The number of people displaced by fighting in Pakistan's turbulent northwest has doubled to one million in recent days, the United Nations' refugee agency said Friday.
Up to 200,000 people have arrived in safe areas in the past few days and another 300,000 are on the move or are about to flee, Ron Redmond, spokesman for the UN High Commissioner for Refugees, said Friday. The new numbers are in addition to the estimated 555,000 people displaced from the area since August, he told reporters in Geneva.
There has been renewed violence in the northwest in the past few days after the Taliban took control of large areas of the Swat valley in the northwest.
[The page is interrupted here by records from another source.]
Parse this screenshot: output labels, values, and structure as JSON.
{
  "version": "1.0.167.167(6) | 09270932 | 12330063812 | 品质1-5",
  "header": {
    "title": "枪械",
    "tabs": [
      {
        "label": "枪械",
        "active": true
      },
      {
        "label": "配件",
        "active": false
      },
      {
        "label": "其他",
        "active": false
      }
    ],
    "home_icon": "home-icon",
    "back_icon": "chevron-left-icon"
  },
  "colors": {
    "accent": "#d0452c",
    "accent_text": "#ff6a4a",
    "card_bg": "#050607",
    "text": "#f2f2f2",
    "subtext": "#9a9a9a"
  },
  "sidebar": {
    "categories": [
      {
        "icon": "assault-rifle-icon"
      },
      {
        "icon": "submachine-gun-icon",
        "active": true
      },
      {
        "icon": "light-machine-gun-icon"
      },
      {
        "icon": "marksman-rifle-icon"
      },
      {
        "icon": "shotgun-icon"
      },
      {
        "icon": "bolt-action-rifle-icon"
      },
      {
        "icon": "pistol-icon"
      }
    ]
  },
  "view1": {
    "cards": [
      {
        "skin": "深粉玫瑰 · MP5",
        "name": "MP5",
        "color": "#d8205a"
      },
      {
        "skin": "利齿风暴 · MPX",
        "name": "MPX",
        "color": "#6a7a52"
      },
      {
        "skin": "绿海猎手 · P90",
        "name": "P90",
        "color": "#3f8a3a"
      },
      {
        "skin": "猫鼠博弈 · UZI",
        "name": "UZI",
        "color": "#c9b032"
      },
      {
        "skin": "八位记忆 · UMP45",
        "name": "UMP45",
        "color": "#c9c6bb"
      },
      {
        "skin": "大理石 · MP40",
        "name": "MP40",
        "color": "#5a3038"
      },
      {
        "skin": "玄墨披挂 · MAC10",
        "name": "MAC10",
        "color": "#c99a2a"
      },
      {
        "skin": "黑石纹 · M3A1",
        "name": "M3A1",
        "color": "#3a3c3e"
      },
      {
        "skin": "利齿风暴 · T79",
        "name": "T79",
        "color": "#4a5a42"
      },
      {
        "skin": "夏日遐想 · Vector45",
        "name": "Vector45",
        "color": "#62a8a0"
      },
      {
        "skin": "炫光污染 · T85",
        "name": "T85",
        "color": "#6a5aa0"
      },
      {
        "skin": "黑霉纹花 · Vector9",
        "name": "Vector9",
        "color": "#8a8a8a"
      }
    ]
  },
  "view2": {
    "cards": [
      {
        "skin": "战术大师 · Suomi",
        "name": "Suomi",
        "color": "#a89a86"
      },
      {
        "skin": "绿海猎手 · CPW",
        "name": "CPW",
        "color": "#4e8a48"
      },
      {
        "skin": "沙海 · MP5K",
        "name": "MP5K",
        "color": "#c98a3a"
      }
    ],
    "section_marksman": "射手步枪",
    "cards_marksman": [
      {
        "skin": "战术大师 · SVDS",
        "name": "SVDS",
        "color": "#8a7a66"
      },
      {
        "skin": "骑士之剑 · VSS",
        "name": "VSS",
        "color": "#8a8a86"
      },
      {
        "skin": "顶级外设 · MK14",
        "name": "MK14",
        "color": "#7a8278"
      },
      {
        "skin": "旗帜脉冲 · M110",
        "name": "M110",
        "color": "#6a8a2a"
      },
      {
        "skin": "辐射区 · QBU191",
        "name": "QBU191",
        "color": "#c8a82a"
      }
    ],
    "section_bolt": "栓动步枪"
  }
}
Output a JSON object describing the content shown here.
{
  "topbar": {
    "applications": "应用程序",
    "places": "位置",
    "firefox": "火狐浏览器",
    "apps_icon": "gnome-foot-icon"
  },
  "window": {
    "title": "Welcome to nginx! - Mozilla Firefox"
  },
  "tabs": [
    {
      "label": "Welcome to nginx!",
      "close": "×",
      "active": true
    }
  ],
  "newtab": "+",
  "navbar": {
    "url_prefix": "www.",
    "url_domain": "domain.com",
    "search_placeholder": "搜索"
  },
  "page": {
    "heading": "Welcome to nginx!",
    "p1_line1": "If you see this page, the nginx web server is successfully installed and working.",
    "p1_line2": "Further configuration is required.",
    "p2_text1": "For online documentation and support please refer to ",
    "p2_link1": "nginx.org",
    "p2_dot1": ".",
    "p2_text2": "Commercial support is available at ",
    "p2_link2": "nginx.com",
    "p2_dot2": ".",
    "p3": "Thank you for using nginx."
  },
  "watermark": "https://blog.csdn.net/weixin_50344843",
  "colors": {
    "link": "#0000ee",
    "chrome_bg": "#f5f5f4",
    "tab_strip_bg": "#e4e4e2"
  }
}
Particularly contentious was a militant foray in late April into the Buner region, about 100 kilometres from Pakistan's capital, Islamabad.
The Pakistani government, under increasing international pressure to crack down on militants and alarmed by the Taliban's new proximity to the capital, began an army offensive into the Swat last week.
The military campaign has effectively nullified a peace pact under which the government allowed the implementation of Islamic law in Swat and the surrounding region.
"Kill terrorists, but don't harm us." —Swat resident Hidayat Ullah
The Swat valley, once an alpine resort popular with tourists, was violently seized by the Taliban in 2007. The government has sent the army into Swat three times in the last year and a half to fight the Taliban, and has managed to temporarily subdue the militants on each occasion.
"Nobody really doubts the army has the power to push back the Taliban," said freelance reporter Graham Usher, reporting from Islamabad. The problem, he said, is whether there is "an effective civil administration and functioning police force that can then step in and govern the territory once the army leaves.
Taliban keep returning
"In the last 18 months every time the army has stepped back, the Taliban have re-entered and re-conquered the city. And that is the fear, [that] this will happen again this time," he told CBC News.
On Friday, Pakistan continued its assault on the area, sending fighter jets to bomb Taliban targets in and around Mingora, the main town in the Swat valley.
The Pakistani government is expected to begin a "major operation" within the next two days to take Mingora, Usher said.
While many residents have fled the city, tens of thousand remain. Some have said the Taliban are not allowing them to leave, perhaps because they want to use them as "human shields" and make the army unwilling to use force.
"We want to leave the city, but we cannot go out because of the fighting," said one resident, Hidayat Ullah. "We will be killed, our children will be killed, our women will be killed and these Taliban will escape."
"Kill terrorists, but don't harm us," he pleaded.
Thousands crowd makeshift camps
There are about 11 functioning refugee camps in West Pakistan to receive the displaced, said Usher.
"Tens of thousands of people are living in makeshift camps or staying with relatives, and the Pakistani government has called on the international community to donate money, resources and tents," he said.
"But at the moment it has to be said the Pakistani government is ill-prepared for the refugee exodus we're expect the from Swat, especially if the numbers are something like 1 million which is what the UN, [and] the International Red Cross are predicting."
The International Committee of the Red Cross said Thursday it no longer had access to the Swat region and could no longer verify casualty reports.
"Clearly, we're facing a major humanitarian crisis," said Red Cross spokesman Sebastian Brack, adding his organization is mobilizing trucks, medical and supplies and food.
The Swat Taliban are estimated to have up to 7,000 fighters — many with training and battle experience — equipped with rocket-propelled grenades, explosives and automatic weapons. They are up against some 15,000 Pakistani troops who until recent days had been confined to their barracks under the peace deal.